Emerging trends keep business intelligence strong

The strength of the business intelligence and analytics software market lies in its ability to offer insight, no matter the field. The systems simply need strong data and business question to answer, meaning executives can create use cases that go well with their overall objectives. According to a recent InformationWeek survey, 2013 could be a very big year indeed for business intelligence's continued expansion, with companies explaining ambitious implementations of business intelligence while incorporating exciting new options.

Big plans
According to the survey, there are numerous different areas within companies that can be enhanced through the use of business intelligence. In fact, even functions that have relatively little adoption at present are slated to draw attention in the near future. The source noted that financial departments are the most eager business intelligence users, with 67 percent of respondents already involved and only 9 percent not planning to invest in that type of solution at all. Looking into the future is also a prime use for analytics tools. According to the report, only 33 percent of companies have predictive programs now, but that amount is set to spike to 80 percent in the months ahead.

Companies are so interested in adding analytics capabilities that they are hiring employees specifically to make their business intelligence departments stronger. According to the source, there are more companies ready to boost analytics user numbers by 30 percent in the next two years than those willing to keep things at status quo and increase the department by 1 percent or less.

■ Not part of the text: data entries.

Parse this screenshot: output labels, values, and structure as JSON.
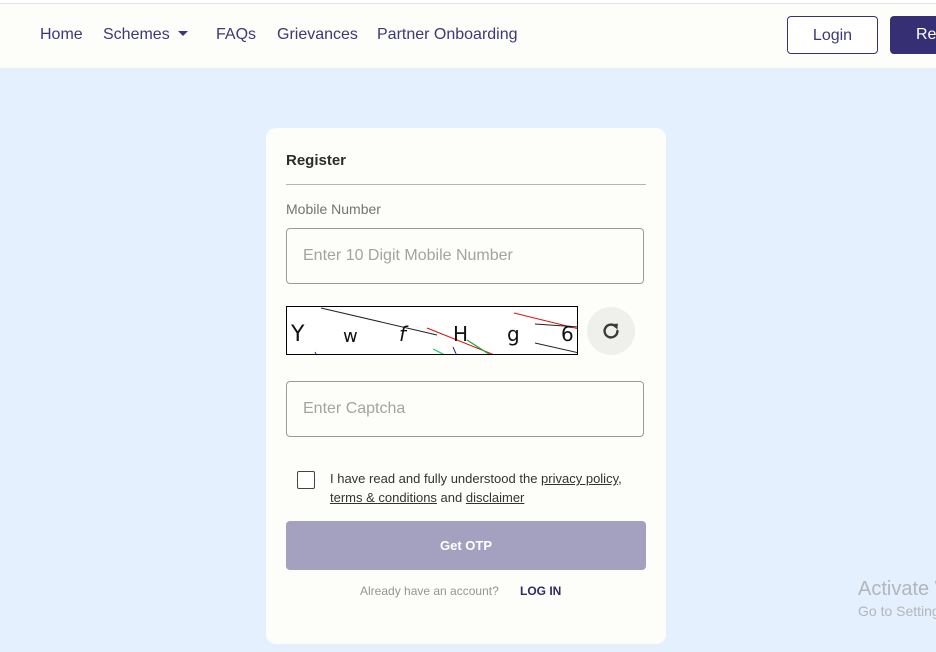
{
  "navbar": {
    "items": [
      {
        "label": "Home"
      },
      {
        "label": "Schemes",
        "has_dropdown": true
      },
      {
        "label": "FAQs"
      },
      {
        "label": "Grievances"
      },
      {
        "label": "Partner Onboarding"
      }
    ],
    "login_label": "Login",
    "register_label": "Register"
  },
  "form": {
    "title": "Register",
    "mobile_label": "Mobile Number",
    "mobile_placeholder": "Enter 10 Digit Mobile Number",
    "mobile_value": "",
    "captcha_text": "YwfHg6",
    "captcha_chars": [
      "Y",
      "w",
      "f",
      "H",
      "g",
      "6"
    ],
    "captcha_placeholder": "Enter Captcha",
    "captcha_value": "",
    "refresh_icon": "refresh-icon",
    "consent_checked": false,
    "consent_prefix": "I have read and fully understood the ",
    "privacy_policy": "privacy policy",
    "comma": ",",
    "terms": "terms & conditions",
    "and_text": " and ",
    "disclaimer": "disclaimer",
    "submit_label": "Get OTP",
    "already_text": "Already have an account?",
    "login_link": "LOG IN"
  },
  "colors": {
    "brand": "#372f73",
    "page_bg": "#e4f0fd",
    "button_disabled": "#a4a0c0"
  },
  "watermark": {
    "line1": "Activate Windows",
    "line2": "Go to Settings to activate Windows."
  }
}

Enthusiasm for powerful new analytics tools remained fairly steady between this year and last, according to InformationWeek. The source noted that, in marks out of five, excitement for collaborative business intelligence solutions stayed firm at 3.4, as did eagerness to begin mining big data.

Year of analytics
InformationWeek is not the only organization to predict strong enthusiasm for business intelligence in the months ahead. A recent Nucleus Research report indicated that 2013 could be the year that companies finally realize that the value cases for business intelligence usage are too blatant and appealing to ignore. Firms are expected to switch over en masse, adding to the user base and pushing the technology forward. When tech trends gain a certain amount of momentum, they eventually become inevitable, with non-users being left behind. It could be business intelligence's time.